Chris posted on Friday, 18 November, 2005 - 02:18 am
This quote is from Brian Bennett of The Shadows, circa 1975. I find it intriguing to say the very least...
"For the past ten years I've had my own sticks made for me, with no name or code attached to them. I've ordered about 200-300 at a time and so far these have been made by Len Hunt, until he retired, and since then by his successor, Tristan Fry."
So what do we make of this? Could there be another Tristan Fry out there who makes, or made, drum sticks? Is this too much of a co-incidence? If so, is this another string to Tristan's bow that deserves some coverage?
Can anyone add to this?
Steve Gray posted on Friday, 18 November, 2005 - 05:59 pm
Yup, same Tris. He owned Hunt's for a while.
On another topic, the Baldwin electric harpsichord was IMHO the nastiest keyboard to play ever - my heart would sink if I walked into a studio and saw one of thoses beasts waiting. There was no guarantee when you played a note whether it would come out loud, soft or at all.
In answer to Chris's questioon; if you played a harpsichord sound on an electric keyboard - synth, sampler, whatever - then the harpsichord sound would be able to do whatever the electric instrument was capable of. On my Korg Karma, aftertouch and velocity are disabled on the GM Harpsi patch, but it would be very easy to add it, and pitch bend and mod wheel vibrato are already present. As to whether it would sound 'wrong' - that would depend on what you intended in the first place.

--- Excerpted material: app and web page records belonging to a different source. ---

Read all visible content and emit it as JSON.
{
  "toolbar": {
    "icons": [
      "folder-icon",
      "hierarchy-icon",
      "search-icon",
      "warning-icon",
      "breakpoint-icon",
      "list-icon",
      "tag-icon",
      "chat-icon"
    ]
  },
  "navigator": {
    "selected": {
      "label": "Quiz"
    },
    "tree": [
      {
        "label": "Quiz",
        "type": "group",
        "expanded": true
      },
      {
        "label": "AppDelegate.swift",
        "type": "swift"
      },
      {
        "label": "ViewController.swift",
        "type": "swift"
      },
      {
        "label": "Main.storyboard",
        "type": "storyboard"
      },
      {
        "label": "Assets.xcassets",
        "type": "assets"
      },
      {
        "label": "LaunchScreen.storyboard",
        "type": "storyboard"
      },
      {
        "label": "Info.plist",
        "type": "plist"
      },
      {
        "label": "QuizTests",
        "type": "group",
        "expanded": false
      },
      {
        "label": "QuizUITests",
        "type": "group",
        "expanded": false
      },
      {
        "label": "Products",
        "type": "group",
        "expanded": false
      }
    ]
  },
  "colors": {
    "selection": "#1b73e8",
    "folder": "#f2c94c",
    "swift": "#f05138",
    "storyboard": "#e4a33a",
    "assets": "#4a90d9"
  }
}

Chris posted on Saturday, 19 November, 2005 - 12:04 am
Thanks for that, Steve. Some very interesting little snippets of information there.
Tim posted on Saturday, 19 November, 2005 - 01:22 pm
I think SG's HO is shared by other musicians. Apparently the Beach Boys tried taking one out of a studio and needed to take the instrument's own tuner (a person not a spanner). If SG ever intends to reproduce the sound on his current keyboards, he'll find pitchbend useful so that it sounds like it's going out of tune as it's played!
Tuning problems led to the demise of the lute. The increasingly complex 18th century archlutes and theorbos led to the remark that a lutenist who lived to be eighty would have spend sixty years tuning.
Bill D posted on Sunday, 20 November, 2005 - 10:41 pm
Hence the joke about lutenists...
They spend half their time tuning the lute and the other half playing out of tune! :-)
Tim posted on Monday, 21 November, 2005 - 12:06 am
The other lute-playing joke is "how many lutenists does it take to change a light-bulb?"
Bill D posted on Monday, 21 November, 2005 - 04:20 pm
OK. I give in. How many?
Tim posted on Monday, 21 November, 2005 - 06:41 pm
Four. One to change the light-bulb, and three to advise on Elizabthan and baroque technique.
What on earth you may ask has this got to do with Tristan's sticks? Not a lot, but...
One of the critics of period instrument or historically informed classical performance has been composer-conductor Pierre Boulez. He said that just because tuned percussionists used only one stick per hand when he wrote his early compositions, he would expect a performer now (how's that for Gallic optimism) to use the modern style of two per hand and not be limited by old-fashioned ways.
And I'm sure that in his classical percussion work, Tristan Fry has been called upon to music by Boulez.
Tim posted on Tuesday, 22 November, 2005 - 09:43 pm
Ah, an eternal truth! Mention modern 'composers' like Boulez and you put everyone off....